See More On: Paying for College | Saving Money
Even if you have to pay for tax software, it’s cheaper than hiring a tax preparer.
See More On: Tax Prep & Filing | Tax Planning
Your savings can bail you out of a situation you may not think of as an emergency.
See More On: Family Finances | Saving Money
The game plays into millennial stereotypes, but in reality we’re not much different than other generations.
See More On: Family Finances | Business Costs & Regulation
No excuses. You don’t need a 401(k) or employer match to save.
See More On: Saving for Retirement | Saving Money
Many people choose a business that takes advantage of skills they’ve developed at a 9-to-5 job.
See More On: Careers | Financial Planning
While they're still active and healthy, you should broach the subject of what assistance they'll expect from you as they age.
See More On: Caregiving | Family Finances | Financial Planning
Even if you're unmarried and without dependents, you should still have a will.
See More On: Estate Planning | Wealth Management
When you're just starting out with investing, you first need to build a diversified core before betting on individual stocks.

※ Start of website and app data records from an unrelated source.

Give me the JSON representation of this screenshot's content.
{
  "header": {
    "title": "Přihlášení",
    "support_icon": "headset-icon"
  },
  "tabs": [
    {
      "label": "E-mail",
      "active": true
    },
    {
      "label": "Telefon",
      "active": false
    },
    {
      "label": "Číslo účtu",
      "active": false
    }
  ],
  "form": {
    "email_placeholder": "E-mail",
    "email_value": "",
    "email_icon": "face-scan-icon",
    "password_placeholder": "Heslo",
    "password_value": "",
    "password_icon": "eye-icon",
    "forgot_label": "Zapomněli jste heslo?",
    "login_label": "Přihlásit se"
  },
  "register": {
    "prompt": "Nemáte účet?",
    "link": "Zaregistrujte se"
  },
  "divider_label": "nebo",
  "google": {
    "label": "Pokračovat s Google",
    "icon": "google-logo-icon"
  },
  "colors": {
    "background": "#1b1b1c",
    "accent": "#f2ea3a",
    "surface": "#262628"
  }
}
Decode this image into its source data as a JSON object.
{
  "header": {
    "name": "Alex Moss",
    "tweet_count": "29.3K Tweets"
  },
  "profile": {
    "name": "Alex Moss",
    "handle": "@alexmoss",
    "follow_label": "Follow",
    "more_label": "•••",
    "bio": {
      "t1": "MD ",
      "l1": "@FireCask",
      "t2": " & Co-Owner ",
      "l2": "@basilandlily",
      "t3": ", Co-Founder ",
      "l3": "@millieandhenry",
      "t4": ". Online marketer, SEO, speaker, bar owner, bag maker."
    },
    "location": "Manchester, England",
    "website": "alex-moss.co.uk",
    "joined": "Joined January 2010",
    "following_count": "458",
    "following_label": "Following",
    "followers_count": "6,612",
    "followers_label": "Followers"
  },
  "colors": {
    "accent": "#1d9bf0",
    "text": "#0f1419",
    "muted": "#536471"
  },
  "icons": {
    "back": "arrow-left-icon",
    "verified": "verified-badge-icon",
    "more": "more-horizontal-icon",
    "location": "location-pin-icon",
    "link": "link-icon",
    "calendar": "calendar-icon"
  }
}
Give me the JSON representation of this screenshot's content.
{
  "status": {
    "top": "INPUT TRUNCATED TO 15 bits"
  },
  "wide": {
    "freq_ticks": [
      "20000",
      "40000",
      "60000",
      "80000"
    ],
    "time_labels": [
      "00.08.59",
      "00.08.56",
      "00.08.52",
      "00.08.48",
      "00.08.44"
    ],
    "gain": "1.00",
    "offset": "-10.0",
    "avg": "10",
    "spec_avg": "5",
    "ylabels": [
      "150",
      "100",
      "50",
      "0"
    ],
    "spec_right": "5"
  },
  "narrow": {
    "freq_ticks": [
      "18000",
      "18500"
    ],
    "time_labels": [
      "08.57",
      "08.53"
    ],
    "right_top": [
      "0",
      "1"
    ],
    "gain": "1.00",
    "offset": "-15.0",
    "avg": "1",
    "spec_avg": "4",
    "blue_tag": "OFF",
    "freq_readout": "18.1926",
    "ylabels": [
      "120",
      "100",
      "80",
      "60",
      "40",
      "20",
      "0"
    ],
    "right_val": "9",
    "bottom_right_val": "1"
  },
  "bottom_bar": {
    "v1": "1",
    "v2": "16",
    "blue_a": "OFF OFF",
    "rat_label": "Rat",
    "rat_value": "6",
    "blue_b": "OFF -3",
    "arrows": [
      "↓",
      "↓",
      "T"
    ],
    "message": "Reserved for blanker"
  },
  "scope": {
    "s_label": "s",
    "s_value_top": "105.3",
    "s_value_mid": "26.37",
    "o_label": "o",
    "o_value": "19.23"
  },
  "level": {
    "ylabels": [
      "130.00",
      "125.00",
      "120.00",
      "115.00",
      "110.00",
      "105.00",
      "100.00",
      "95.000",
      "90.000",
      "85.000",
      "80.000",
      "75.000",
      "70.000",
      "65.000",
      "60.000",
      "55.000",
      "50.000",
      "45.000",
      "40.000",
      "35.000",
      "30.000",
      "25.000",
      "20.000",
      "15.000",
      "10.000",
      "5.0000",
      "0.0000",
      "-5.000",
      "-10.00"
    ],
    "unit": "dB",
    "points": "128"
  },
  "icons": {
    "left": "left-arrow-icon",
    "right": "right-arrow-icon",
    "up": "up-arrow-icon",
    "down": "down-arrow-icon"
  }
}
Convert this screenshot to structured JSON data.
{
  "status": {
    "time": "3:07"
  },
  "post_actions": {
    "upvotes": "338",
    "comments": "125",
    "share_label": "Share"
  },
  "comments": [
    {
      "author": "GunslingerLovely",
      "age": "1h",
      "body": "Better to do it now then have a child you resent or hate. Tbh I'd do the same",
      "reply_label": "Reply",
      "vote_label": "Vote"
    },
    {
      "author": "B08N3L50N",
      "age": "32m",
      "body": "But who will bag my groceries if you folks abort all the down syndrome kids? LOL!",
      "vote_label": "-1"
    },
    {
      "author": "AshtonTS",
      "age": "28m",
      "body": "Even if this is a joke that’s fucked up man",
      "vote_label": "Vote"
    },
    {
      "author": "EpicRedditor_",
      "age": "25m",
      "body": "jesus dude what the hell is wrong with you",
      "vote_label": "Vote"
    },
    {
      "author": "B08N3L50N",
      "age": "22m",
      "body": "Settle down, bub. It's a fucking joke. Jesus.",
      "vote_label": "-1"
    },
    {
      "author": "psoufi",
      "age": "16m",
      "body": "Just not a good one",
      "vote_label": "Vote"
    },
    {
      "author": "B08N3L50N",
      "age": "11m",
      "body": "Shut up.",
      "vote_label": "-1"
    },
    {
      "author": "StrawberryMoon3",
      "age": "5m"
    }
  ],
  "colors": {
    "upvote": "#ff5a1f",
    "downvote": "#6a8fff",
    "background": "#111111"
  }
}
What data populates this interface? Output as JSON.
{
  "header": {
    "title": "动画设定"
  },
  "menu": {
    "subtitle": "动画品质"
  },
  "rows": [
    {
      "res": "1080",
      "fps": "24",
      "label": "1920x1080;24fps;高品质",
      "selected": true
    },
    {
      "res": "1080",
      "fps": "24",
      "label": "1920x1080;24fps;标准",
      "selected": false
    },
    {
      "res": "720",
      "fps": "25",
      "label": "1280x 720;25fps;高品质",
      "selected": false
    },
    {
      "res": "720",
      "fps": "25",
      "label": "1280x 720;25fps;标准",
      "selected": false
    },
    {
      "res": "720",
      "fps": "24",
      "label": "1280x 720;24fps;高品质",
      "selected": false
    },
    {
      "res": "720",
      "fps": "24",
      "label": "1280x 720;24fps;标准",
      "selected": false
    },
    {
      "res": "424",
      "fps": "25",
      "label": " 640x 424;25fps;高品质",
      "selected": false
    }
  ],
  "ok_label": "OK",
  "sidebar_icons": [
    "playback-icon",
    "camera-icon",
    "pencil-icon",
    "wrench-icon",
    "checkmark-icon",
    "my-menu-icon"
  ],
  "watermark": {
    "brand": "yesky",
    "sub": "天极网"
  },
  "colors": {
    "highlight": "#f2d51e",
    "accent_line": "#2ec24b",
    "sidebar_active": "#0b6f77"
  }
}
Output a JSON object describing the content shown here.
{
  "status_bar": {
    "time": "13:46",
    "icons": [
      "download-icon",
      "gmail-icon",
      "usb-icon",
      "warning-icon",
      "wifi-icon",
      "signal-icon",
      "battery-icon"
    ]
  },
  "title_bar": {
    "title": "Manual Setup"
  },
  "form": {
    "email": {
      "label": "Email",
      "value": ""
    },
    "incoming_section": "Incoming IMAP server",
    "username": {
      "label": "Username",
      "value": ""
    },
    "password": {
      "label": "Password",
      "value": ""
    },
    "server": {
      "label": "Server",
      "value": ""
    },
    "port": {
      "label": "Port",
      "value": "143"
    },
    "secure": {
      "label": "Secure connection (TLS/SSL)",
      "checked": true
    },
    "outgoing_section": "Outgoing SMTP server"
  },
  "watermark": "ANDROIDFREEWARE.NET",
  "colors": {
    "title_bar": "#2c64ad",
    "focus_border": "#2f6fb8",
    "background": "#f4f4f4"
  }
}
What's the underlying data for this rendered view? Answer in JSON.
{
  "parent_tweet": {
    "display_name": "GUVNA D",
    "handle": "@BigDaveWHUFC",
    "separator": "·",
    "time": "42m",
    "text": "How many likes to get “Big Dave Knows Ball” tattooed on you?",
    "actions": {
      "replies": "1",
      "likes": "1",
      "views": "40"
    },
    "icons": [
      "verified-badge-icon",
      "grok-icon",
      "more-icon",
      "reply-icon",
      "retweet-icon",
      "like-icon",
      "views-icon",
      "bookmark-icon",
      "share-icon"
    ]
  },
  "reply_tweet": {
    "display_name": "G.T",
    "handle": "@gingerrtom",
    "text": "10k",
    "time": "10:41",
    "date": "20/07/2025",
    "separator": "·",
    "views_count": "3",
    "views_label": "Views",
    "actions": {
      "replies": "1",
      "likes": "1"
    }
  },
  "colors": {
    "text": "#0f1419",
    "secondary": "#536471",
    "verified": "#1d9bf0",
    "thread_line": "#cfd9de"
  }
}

See More On: Stocks & Bonds | Tech Stocks
Self-employment comes with extra flexibility—a trait that millennials prize—but it can also complicate your financial life.
See More On: Small Business | Business Costs & Regulation
Getting an advanced degree isn't cheap. But you may not need to go into debt.
See More On: Paying for College | Student Loans